    Also why are you suddenly angry at me, you ask if the open ebike firmware has reverse (which it doesn't) and you said the existing controllers you own aren't viable, I don't quite get how trying to suggest cheaper and easier options as you wanted is somehow calling you an idiot?
  11. Firmware

    All I'm suggesting if you want a quick and easy motor control solution arduino + chinese ebike controllers is perhaps the most difficult and time consuming way to go about doing it. Even for small little projects balancing or not. I have seen a decent arduino balancing robot but it had the arduino directly controlling the the power stage using LUTs to generate sinewave control as it was controlling the motors it was able to compensate for torque changes across motor RPM.
  12. Firmware

    I get what you want to do but arduino + controllers should be more work and time not less than the other options. Assuming you use an arduino + generic ebike controllers you will have to run the balancing code, output 2 PWM signals and somehow level shift them to the voltage the range the controller expects, then you have to convert it into an analogue signal via a filter which likely introduces latency. Then rework the balance code to compensate for any latency or quirks with the controller inputs. Then even after all that is done the balance controller has no idea how fast the motors are turning and as torque and difficulty in remaining upright varies with speed I'm uncertain if the control loop can function reliably as an open loop system. In comparison to doing it with MCUs that already have motor control code ready to go, all you need to do is get an IMU working via I2C, write the balance control loop and have it set the required torque value. If any compensation needs to be done for motor variables you have access to everything already.
  13. Firmware

    The Ti dev kit + 2 motor drivers is cheaper though, even two chinese vesc clones are only marginally more than those. I don't really get why people think arduino + generic chinese controllers are easier doing it that way means no access to ERPM, current or duty cycle data for the balancing code. Multiple MCUs controllers could work if you write the firmware for everything so they can communicate with each other but operating the motor controllers as dumb components in an open loop makes no sense.
  14. Firmware

    To put it into perspective, 500 x $65 is $32,500 USD, you could easily hire developers to write open EUC firmware, design a custom board and do a 500 unit batch for that much money.
  15. Firmware
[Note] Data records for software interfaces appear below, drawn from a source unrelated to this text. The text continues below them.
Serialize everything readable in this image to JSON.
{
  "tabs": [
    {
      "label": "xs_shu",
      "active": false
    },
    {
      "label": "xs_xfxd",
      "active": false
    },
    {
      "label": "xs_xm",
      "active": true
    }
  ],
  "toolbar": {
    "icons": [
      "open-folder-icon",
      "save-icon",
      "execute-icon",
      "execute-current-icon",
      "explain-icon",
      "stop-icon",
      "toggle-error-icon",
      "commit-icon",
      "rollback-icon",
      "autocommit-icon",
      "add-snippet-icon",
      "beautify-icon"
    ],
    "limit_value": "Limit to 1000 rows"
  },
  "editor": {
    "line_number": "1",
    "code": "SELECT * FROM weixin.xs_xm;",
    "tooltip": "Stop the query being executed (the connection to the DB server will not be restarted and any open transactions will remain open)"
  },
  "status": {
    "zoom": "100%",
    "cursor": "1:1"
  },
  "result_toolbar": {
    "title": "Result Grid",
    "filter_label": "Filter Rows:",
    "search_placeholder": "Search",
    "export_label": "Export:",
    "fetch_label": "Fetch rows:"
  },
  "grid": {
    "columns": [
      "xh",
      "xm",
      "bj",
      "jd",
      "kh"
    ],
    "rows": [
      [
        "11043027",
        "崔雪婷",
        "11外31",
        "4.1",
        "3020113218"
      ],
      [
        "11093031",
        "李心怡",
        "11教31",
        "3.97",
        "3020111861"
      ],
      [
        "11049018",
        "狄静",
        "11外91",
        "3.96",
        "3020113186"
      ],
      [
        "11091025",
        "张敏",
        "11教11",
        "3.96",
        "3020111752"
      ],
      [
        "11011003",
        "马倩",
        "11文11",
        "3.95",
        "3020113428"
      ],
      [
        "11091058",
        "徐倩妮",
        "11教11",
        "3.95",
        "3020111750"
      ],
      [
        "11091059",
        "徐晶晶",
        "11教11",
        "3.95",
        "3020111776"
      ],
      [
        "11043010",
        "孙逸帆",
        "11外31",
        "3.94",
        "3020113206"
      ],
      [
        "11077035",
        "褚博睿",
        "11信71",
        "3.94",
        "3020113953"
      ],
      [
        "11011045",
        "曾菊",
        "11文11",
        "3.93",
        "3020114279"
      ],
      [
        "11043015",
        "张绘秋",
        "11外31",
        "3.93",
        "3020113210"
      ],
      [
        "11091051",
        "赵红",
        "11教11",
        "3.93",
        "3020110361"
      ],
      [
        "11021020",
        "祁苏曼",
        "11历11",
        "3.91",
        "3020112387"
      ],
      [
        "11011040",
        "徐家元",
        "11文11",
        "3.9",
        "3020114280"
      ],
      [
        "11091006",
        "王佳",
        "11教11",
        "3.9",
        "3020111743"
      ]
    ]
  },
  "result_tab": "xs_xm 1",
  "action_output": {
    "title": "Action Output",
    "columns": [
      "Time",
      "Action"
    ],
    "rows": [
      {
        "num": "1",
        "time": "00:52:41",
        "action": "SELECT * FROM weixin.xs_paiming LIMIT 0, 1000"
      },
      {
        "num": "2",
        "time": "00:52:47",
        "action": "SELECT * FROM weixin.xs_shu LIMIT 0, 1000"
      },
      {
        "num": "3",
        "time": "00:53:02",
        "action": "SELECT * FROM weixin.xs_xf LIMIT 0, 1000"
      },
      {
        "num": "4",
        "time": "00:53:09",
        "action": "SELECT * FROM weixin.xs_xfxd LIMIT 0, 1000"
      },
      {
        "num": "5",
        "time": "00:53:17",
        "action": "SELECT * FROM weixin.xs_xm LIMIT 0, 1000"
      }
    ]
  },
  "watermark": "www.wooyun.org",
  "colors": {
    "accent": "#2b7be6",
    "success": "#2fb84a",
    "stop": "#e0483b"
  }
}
    500 units minimum order though. Looks like they aren't making them unless someone orders a large batch.